_Exercise goal_
Wherever the word "MinIO" occurs in the listing below, copy that whole line.
══ Data for review
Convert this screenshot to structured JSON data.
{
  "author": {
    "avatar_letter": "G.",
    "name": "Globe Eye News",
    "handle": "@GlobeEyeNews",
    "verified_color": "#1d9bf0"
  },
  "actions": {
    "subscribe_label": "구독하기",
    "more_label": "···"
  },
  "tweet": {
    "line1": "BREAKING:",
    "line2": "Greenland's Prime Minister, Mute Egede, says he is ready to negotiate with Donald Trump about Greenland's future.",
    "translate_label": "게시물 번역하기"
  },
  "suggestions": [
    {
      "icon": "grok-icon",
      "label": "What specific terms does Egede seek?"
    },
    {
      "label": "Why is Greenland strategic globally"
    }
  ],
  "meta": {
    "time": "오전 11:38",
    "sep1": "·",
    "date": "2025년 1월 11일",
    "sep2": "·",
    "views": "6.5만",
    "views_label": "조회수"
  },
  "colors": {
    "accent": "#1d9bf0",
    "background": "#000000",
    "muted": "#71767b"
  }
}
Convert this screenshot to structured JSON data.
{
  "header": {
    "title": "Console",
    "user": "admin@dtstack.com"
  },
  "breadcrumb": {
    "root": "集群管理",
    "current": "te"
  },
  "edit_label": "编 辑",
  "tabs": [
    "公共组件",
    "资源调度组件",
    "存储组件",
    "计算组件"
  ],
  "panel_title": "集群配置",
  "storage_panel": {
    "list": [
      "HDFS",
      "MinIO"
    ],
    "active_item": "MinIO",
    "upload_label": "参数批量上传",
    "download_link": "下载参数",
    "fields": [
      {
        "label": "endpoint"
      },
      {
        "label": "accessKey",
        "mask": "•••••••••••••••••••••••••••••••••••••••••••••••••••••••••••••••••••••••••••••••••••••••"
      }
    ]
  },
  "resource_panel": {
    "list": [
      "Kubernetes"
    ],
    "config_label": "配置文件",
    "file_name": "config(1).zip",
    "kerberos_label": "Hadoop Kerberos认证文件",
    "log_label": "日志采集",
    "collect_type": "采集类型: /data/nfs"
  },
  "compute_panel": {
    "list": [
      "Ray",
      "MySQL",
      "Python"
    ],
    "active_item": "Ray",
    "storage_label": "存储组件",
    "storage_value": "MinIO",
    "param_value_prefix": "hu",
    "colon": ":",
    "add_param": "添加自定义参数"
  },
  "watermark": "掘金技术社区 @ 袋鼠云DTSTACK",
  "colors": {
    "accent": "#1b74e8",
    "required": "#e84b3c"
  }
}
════
_Result of the exercise_
      "MinIO"
    "active_item": "MinIO",
    "storage_value": "MinIO",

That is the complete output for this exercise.